Pity perhaps, but hate Al Gore? Why, I’ve never even met the man; so what is Jonathan Chait talking about ?
National Review magazine, with its popular website, is a perfect example. It has a blog dedicated to casting doubt on global warming, or solutions to global warming, or anybody who advocates a solution. Its title is “Planet Gore.” The psychology at work here is pretty clear: Your average conservative may not know anything about climate science, but conservatives do know they hate Al Gore. So, hold up Gore as a hate figure and conservatives will let that dictate their thinking on the issue.
As they say, there’s no such thing as bad publicity. My own view is very close to that of Bjorn Lomborg’s:
In written testimony for the House Energy and Commerce Committee, Bjorn Lomborg, a Danish statistician and author critical of people who present environmental problems as a crisis, asserted that Mr. Gore’s portrayal of global warming as a problem, and his prescription for solving it, were deeply flawed.

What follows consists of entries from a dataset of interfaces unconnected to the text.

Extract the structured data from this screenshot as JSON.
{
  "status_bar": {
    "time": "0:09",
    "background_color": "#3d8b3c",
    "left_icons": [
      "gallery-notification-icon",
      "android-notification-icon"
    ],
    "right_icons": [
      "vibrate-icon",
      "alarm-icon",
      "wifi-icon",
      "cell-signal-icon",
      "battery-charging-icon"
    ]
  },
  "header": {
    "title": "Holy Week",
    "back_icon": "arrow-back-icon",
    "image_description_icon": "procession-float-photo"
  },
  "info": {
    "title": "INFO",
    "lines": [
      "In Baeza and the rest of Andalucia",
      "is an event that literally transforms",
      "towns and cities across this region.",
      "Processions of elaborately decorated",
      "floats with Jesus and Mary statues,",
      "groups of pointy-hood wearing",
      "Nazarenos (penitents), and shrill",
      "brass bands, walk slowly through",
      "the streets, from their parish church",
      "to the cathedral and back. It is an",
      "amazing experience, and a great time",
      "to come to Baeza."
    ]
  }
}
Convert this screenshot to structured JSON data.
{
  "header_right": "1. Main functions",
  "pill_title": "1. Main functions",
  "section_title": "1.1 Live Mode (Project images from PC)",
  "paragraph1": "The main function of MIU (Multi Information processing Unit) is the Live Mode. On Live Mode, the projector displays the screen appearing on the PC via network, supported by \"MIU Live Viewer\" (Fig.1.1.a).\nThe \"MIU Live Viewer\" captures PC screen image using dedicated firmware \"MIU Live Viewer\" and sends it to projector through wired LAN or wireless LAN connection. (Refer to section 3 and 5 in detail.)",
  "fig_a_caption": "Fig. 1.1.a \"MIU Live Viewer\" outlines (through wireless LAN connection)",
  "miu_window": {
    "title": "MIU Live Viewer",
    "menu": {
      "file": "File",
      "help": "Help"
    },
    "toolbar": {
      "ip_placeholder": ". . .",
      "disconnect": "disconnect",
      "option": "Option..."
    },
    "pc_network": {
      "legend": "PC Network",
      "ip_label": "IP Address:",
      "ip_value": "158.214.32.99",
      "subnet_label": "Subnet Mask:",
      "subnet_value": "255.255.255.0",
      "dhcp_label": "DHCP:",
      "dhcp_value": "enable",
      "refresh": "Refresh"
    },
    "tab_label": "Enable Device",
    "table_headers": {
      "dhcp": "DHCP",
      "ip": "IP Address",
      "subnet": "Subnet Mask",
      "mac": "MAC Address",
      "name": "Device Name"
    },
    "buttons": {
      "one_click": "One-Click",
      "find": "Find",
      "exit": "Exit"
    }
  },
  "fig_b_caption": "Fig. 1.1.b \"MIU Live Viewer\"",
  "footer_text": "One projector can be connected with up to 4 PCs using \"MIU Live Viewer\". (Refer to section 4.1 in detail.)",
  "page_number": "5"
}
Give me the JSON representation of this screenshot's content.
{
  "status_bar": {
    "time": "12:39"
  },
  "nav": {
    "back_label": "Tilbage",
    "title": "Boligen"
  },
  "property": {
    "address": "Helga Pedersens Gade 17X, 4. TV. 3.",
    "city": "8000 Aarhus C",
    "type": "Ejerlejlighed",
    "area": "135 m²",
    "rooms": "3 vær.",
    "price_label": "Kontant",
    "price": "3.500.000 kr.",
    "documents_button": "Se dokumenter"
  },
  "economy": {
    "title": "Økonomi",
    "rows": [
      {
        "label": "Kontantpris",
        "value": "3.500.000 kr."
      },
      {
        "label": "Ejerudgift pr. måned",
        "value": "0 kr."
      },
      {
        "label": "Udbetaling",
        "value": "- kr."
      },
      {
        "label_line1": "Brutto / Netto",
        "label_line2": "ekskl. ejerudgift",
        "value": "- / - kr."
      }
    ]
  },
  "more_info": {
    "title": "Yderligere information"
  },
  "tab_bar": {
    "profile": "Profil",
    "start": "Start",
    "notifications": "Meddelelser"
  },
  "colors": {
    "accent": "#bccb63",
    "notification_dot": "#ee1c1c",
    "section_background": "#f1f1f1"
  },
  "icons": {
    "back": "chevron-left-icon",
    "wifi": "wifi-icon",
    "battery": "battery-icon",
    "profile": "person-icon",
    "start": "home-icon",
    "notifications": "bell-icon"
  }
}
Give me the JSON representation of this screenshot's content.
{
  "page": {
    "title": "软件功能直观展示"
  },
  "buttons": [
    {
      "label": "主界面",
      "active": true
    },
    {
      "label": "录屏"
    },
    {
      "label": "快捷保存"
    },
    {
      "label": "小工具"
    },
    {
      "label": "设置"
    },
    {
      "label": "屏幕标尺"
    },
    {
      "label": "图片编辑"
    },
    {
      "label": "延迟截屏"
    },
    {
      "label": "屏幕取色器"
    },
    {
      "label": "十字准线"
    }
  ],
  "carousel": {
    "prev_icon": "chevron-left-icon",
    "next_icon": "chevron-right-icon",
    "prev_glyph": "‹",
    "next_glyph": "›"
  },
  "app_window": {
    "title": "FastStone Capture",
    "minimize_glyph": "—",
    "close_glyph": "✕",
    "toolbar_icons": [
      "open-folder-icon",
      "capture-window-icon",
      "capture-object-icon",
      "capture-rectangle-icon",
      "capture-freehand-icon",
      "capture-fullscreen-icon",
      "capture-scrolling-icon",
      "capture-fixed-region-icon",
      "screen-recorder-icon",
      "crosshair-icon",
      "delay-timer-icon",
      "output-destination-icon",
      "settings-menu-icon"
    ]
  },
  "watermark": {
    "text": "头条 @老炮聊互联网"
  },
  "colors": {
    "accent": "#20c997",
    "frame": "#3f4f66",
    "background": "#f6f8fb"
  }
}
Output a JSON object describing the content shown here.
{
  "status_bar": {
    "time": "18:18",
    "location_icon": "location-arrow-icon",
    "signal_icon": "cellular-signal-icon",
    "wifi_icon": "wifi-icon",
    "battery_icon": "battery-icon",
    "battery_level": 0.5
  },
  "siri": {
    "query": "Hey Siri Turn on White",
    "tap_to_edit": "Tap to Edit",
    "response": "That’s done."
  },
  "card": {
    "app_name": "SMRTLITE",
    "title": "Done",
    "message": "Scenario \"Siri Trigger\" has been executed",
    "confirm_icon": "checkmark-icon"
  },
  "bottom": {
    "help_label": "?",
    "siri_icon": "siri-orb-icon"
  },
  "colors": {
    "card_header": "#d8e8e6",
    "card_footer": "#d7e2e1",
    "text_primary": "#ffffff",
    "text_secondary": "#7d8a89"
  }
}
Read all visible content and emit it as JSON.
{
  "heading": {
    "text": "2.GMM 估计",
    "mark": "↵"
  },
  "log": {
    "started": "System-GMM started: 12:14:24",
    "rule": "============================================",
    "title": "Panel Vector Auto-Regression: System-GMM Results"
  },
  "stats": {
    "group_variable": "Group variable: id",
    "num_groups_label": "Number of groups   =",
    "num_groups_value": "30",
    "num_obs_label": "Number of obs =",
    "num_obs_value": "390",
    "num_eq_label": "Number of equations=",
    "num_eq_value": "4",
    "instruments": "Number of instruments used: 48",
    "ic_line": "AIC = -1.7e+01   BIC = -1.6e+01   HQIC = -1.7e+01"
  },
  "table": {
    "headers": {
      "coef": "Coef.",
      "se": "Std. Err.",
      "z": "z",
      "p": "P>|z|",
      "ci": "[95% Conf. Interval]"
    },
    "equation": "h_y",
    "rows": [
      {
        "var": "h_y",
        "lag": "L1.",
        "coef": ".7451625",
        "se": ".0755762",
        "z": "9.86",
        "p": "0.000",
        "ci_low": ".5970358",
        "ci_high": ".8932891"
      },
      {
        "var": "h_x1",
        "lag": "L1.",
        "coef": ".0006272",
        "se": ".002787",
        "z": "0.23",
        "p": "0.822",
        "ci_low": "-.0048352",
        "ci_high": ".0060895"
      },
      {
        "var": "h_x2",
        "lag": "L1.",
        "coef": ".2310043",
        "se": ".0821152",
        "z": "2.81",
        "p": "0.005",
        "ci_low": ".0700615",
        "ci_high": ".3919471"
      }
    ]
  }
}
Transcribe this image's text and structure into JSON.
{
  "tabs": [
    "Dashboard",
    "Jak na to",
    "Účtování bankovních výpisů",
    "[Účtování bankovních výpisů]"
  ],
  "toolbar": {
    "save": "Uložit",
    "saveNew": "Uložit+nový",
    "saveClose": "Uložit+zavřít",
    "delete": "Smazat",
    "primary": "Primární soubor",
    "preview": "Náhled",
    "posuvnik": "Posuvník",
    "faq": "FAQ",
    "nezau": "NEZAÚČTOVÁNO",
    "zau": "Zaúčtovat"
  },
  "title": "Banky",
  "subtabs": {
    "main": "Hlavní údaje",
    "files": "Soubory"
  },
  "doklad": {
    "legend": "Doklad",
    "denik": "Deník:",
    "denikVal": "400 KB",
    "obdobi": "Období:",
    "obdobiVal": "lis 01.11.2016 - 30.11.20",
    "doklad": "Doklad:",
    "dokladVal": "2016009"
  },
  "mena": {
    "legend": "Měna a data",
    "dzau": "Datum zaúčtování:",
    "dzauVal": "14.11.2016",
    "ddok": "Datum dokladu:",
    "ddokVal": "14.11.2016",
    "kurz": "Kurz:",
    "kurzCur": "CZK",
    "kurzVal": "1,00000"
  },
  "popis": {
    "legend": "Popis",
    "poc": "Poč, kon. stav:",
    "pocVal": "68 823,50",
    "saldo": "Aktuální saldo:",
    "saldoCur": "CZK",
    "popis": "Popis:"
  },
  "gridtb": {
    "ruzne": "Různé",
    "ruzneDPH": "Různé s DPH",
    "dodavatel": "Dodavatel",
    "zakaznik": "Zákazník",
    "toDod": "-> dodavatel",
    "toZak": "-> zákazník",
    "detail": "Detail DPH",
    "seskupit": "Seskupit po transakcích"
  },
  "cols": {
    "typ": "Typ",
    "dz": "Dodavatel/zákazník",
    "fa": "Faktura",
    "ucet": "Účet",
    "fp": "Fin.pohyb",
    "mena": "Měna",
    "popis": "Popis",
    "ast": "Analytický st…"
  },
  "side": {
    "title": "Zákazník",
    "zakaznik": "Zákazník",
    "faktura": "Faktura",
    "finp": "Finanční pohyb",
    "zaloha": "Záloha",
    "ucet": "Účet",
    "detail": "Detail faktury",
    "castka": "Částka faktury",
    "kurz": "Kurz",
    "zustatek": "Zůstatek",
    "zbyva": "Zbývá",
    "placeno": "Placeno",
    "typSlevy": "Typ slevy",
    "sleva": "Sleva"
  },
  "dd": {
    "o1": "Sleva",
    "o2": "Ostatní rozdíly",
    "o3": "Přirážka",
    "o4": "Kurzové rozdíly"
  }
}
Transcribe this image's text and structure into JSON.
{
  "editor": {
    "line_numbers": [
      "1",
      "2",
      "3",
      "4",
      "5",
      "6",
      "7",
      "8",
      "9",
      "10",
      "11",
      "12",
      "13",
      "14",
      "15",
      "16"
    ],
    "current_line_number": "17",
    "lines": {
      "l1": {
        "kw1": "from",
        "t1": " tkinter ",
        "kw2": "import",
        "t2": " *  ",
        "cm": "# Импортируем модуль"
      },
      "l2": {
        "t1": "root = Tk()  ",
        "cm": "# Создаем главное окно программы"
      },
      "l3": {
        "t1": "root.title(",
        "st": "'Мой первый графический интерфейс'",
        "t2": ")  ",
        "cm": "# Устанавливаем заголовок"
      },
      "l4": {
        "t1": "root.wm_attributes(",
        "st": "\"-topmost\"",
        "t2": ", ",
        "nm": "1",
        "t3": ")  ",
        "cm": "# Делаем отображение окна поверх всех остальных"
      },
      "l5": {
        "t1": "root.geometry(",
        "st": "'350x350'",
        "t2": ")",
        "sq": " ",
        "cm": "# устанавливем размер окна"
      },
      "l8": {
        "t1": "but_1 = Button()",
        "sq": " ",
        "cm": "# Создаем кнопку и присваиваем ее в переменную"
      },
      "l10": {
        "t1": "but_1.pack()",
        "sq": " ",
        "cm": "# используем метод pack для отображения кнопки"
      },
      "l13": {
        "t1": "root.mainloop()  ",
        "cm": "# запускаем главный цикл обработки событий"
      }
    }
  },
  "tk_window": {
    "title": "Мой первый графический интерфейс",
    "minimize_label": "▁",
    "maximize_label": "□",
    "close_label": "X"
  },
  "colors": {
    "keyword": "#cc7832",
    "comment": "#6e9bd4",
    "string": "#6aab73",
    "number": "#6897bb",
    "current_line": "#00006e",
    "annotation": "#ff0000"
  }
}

Mr. Lomborg said that “global warming is real and man-made,” but that a focus on intensified energy research would be more effective and far cheaper than caps or taxes on greenhouse gas emissions or energy sources that produce them.
Where I part company with Al Gore is that I actually listen to and read scientists on the subject. For example, Al said to Congress last week that this is a “planetary emergency”. James Annan, who is indeed a climate scientist (his work has recently concentrated on climate sensitivity, how much warming will there be with a doubling of atmospheric CO2, his answer generally assumed to be correct: a lot less than some others have been saying):
The only real surprise was that any scientists would try to oppose the motion – that “global warming is not a crisis” – and it’s only to be expected that they would struggle. Of course it’s not a “crisis”, but rather a long-term problem. There is nothing special about this year, or even this decade, compared to the previous or next, other than that it happens to be the one we are currently in. In fact the entire problem centres on the fact that climate change is a long-term issue, rather than something that can come to a turning point and be resolved.
If it’s not a crisis then it’s hardly an emergency, is it, even of the planetary kind? This is the heart of my opposition to the Goracle’s message: it’s his extremism, his brushing aside of the actual science (both of climate change and economics) which makes him so dangerous. He wants to bounce all into something that we don’t actually need to be bounced into. He’s working to a political timetable, not to a scientific one.
(I should perhaps reveal an interest here. Given my day job, as part of the international scandium oligopoly, the banning of incandescent light bulbs would hugely raise my income. Scandium is used in some of the alternative technologies, but not in incandescents. Despite that, I still think it’s a damn fool idea to ban them.)